It must be 20 years since I was first told that if Cardinal McCarrick's activities ever became common knowledge, then "the dominoes really would start to fall." In the arrogance of youth, I wondered in what sense those activities were not already common knowledge.
But first Saint John Paul II, and then Pope Benedict, demanded an old-fashioned thing called proof. When Pope Francis was presented with that, then he acted, and acted decisively. That approach was entirely correct. Gossip, rumour and hearsay are wholly insufficient.
McCarrick's alleged victim was 16. At least today, he would have committed no offence in the United Kingdom unless coercion were proved, which is a notoriously, but necessarily, difficult thing to do. See also today's report into sex between Catholic priests and teenage boys in Britain, where only Catholic priests would in practice incur any legal or social penalty for having had sex with teenage boys.
Catholic priests who have offended in this regard have violated the Teaching of the Church, they have violated their own vows, and they have violated the Code of Canon Law, which establishes a specific offence of sexual activity with anyone under the age of 18, regardless of any lower age of consent in any civil jurisdiction. It is perfectly obvious who has the moral high ground here.
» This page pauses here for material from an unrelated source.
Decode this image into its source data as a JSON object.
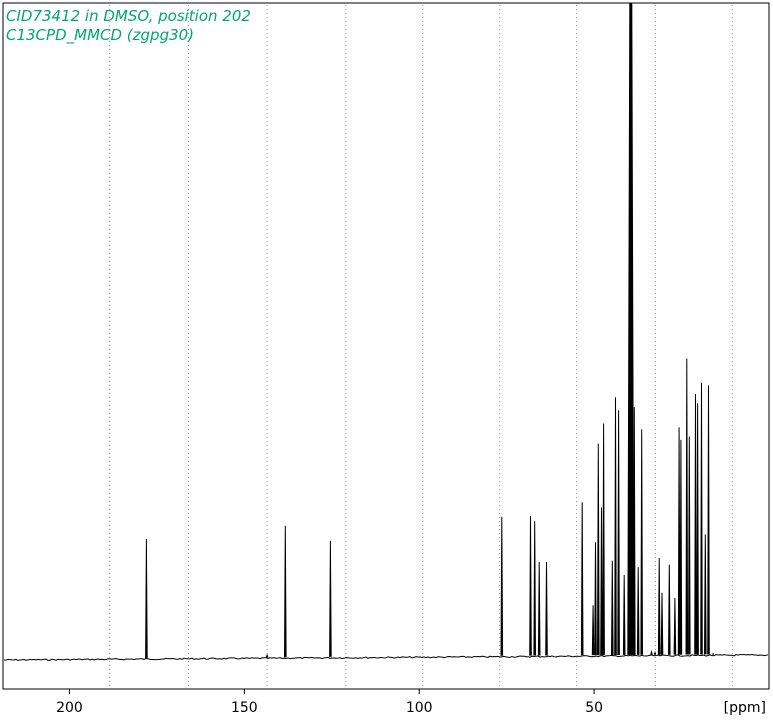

Meanwhile, let the highly politicised cottage industry around these things know that false allegations that were then withdrawn under cross-examination were bad for credibility, and that claims of sickness to secure adjournments will eventually require the production of medical evidence in open court. Another Crown Court trial? I have not relished anything so much in a very long time.